Having started life as a standard 1964 Ferrari 330GT, a 2+2 in right-hand drive was re-bodied in the Modena workshops of Giorgio Neri (the ‘Ne’ of the former Nembo) as a Nembo Spyder and was sold by H&H in their latest auction at Duxford for a deservedly applauded £530,000 under the hammer to benefit East Anglian Air Ambulance. The Ferrari had been generously consigned for sale at ‘No Reserve’ to raise funds for his local Air Ambulance service by the late Richard Allen, former Chairman of the Ferrari OC.
Reckoned to have been worth somewhere between £500k and £1m before the auction, the final Nembo Spider, more of a unique ‘Continuation’ edition that had been restrospectively created, but the only RHD example and the only one with 4-litre V12 powered one, was therefore valued in public at £596,250 with 12.5% premium. Although this one-off beauty does not have – nor never will be issued with – the official stamp of factory approval, Ferrari Classiche Certification, which has become value-enhancing in the dispersal market and may well become essential for a Ferrari to sell at all in any politician-induced downwave in the unpredictable future.
A headlining Ferrari quartet performed well in the cavernous Imperial War Museum at the former WW2 airfield beside the M11 in Cambridgeshire. For a 1958 250GT Pininfarina Fixed Head donor that had also been retrospectively re-bodied in aluminium as an utterly convincing California Spyder LWB with the preferred enclosed-headlamps (in period, underpinned by the same Tipo 508D chassis as the 250GT PF Coupe donor) was hammered away by house founder Simon Hope for £505,000, which was accepted by the Lancashire vendor and his family in the seats who had been hoping for more. For the £568,250 with premium paid by the next keeper was less than the £600,000-800,000 pre-sale estimate and the likely net return even more so of course.
Another nicely shot big-screen video-introduced 1965 330GT - one of the 453 of the rather understated, but V12-powered 2+2s that offer a Prancing Horse ride for a more reasonable sum that an only 2-seater Ferrari – was provisionally bid to £175,000, again £25,000 below forecast. Although this ‘live’ high bid was speedily accepted by the auctioneers and the same vendor as the Californian Evocazione afterwards, and ‘184 YUD’ duly appeared among published gross prices on the Warrington firm’s website having changed hands for £196,875 with premium.
And then a formerly David Beckham owned 2001 Ferrari 360Spyder with the F1 marketed electrohydraulic manual transmission (that means ‘paddleshift’ in place of ye olde gear-lever, which is likely to be less troublesome in the real world down the road) came to market at Duxford. With only 7800 miles of recorded play on the clock, and in celeb-shades matching Nero with full Sabbia leather, yet another Beckham-mobile was provisionally bid to £80,000, but also converted into a £90,000 on-line published result, comfortably within the guide price band for all concerned.

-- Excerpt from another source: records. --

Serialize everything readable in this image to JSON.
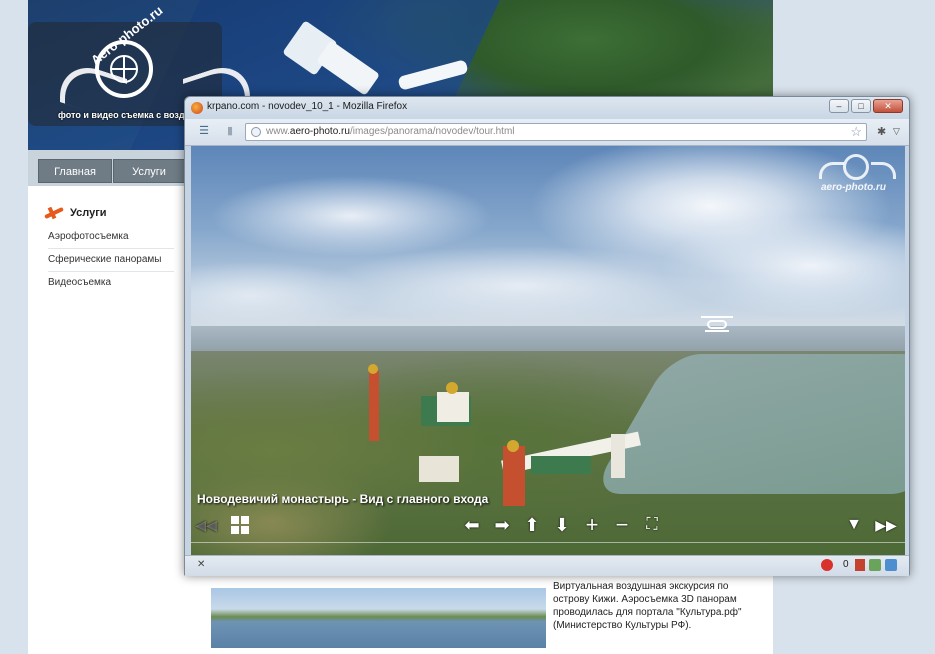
{
  "site": {
    "logo_title": "Aero-photo.ru",
    "logo_subtitle": "фото и видео съемка с воздух",
    "nav": [
      {
        "label": "Главная"
      },
      {
        "label": "Услуги"
      }
    ],
    "sidebar": {
      "heading": "Услуги",
      "items": [
        {
          "label": "Аэрофотосъемка"
        },
        {
          "label": "Сферические панорамы"
        },
        {
          "label": "Видеосъемка"
        }
      ]
    },
    "promo_text": "Виртуальная воздушная экскурсия по острову Кижи. Аэросъемка 3D панорам проводилась для портала \"Культура.рф\"(Министерство Культуры РФ)."
  },
  "browser": {
    "title": "krpano.com - novodev_10_1 - Mozilla Firefox",
    "url_prefix": "www.",
    "url_domain": "aero-photo.ru",
    "url_path": "/images/panorama/novodev/tour.html",
    "window_buttons": {
      "minimize": "–",
      "maximize": "□",
      "close": "✕"
    },
    "status": {
      "close_label": "✕",
      "count": "0"
    }
  },
  "panorama": {
    "caption": "Новодевичий монастырь - Вид с главного входа",
    "watermark": "aero-photo.ru",
    "controls": {
      "prev": "◀◀",
      "left": "⬅",
      "right": "➡",
      "up": "⬆",
      "down": "⬇",
      "zoom_in": "+",
      "zoom_out": "−",
      "fullscreen": "⛶",
      "hide_bar": "▼",
      "next": "▶▶"
    }
  },
  "colors": {
    "accent_orange": "#e55a1d",
    "nav_button": "#6f7c85",
    "window_frame": "#c5d3e2"
  }
}
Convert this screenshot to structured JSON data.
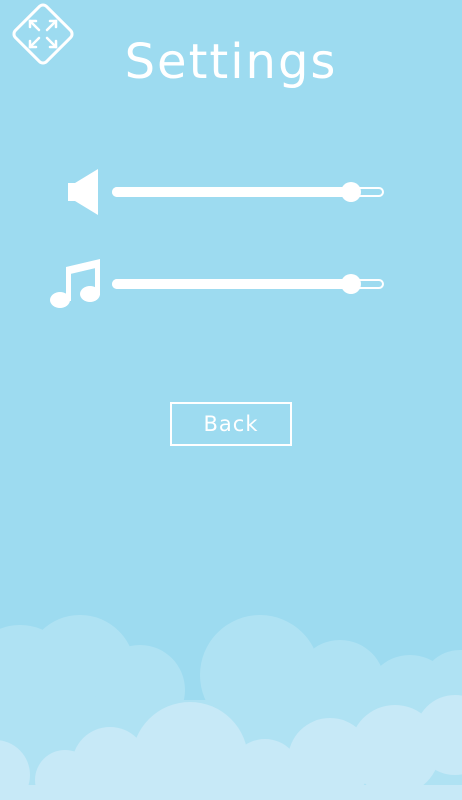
{
  "header": {
    "title": "Settings",
    "fullscreen_icon": "expand-arrows-icon"
  },
  "audio": {
    "sfx": {
      "icon": "speaker-icon",
      "volume": 0.88
    },
    "music": {
      "icon": "music-note-icon",
      "volume": 0.88
    }
  },
  "footer": {
    "back_label": "Back"
  },
  "colors": {
    "background": "#9ddbf0",
    "foreground": "#ffffff",
    "cloud_back": "#afe2f3",
    "cloud_front": "#c7e9f7"
  }
}
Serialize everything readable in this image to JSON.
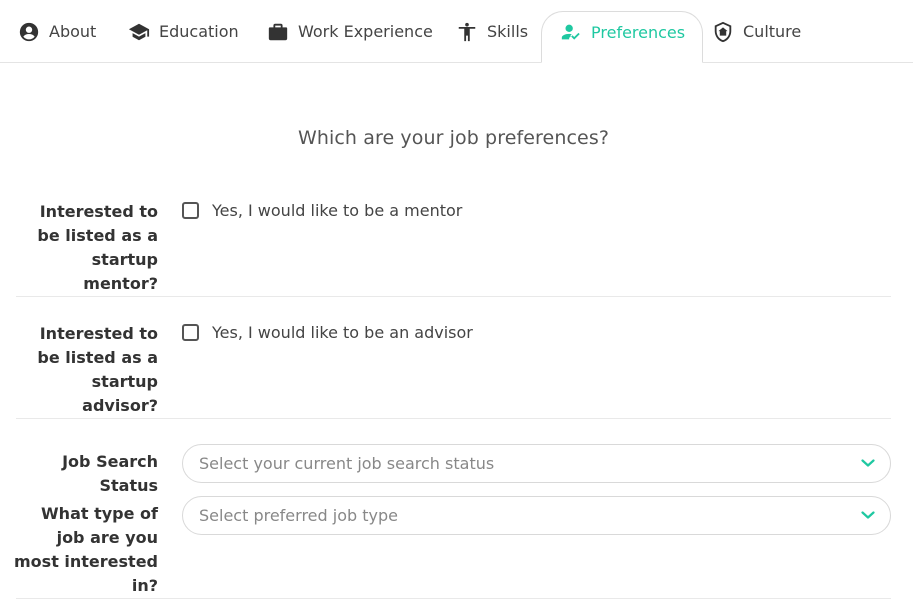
{
  "tabs": [
    {
      "label": "About",
      "icon": "account-circle-icon",
      "active": false
    },
    {
      "label": "Education",
      "icon": "graduation-cap-icon",
      "active": false
    },
    {
      "label": "Work Experience",
      "icon": "briefcase-icon",
      "active": false
    },
    {
      "label": "Skills",
      "icon": "accessibility-person-icon",
      "active": false
    },
    {
      "label": "Preferences",
      "icon": "user-check-icon",
      "active": true
    },
    {
      "label": "Culture",
      "icon": "shield-home-icon",
      "active": false
    }
  ],
  "heading": "Which are your job preferences?",
  "mentor": {
    "label": "Interested to be listed as a startup mentor?",
    "checkbox_label": "Yes, I would like to be a mentor",
    "checked": false
  },
  "advisor": {
    "label": "Interested to be listed as a startup advisor?",
    "checkbox_label": "Yes, I would like to be an advisor",
    "checked": false
  },
  "job_search_status": {
    "label": "Job Search Status",
    "placeholder": "Select your current job search status"
  },
  "job_type": {
    "label": "What type of job are you most interested in?",
    "placeholder": "Select preferred job type"
  },
  "colors": {
    "accent": "#1fc8a1",
    "text": "#333333",
    "placeholder": "#888888",
    "border": "#d9d9d9"
  }
}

By the end of the 5 hour 25 minute sale, 31 classics were sold ‘under the hammer’, including all 6 ‘No Reserve’ Armstrong Siddeleys, and 26% of the 117 cars offered had been hammered to a for the most part well attended room plus telephone contestants and worldwide-web players participating on up to four time consuming internet-platforms. By the time the giant hangar was emptied however, the Northern firm’s back-office team successfully converted another 47 of the ‘provisionals’ into changes of ownership and the sale stats rose therefore to 78 sold, a 67% sale rate, and the sale total to more than £4.5m.
And after nearly paperless H&H sales at Donington, that are geared to the ‘Pop and Emerging Classics’ market, many consumers who made often long and costly journeys to Duxford (most of whom are not yet ready to fully embrace a digital future on i-phones and tablets) told me that they welcomed the retention of a traditional printed catalogue (plus the lighter and handy pocket-sized catalogue-lettes) at this ‘Selected Status’ fixture. Long may such comfort blankets from the old world be available to those members of the dinosaur club who still prefer their newspapers and magazines to be in print!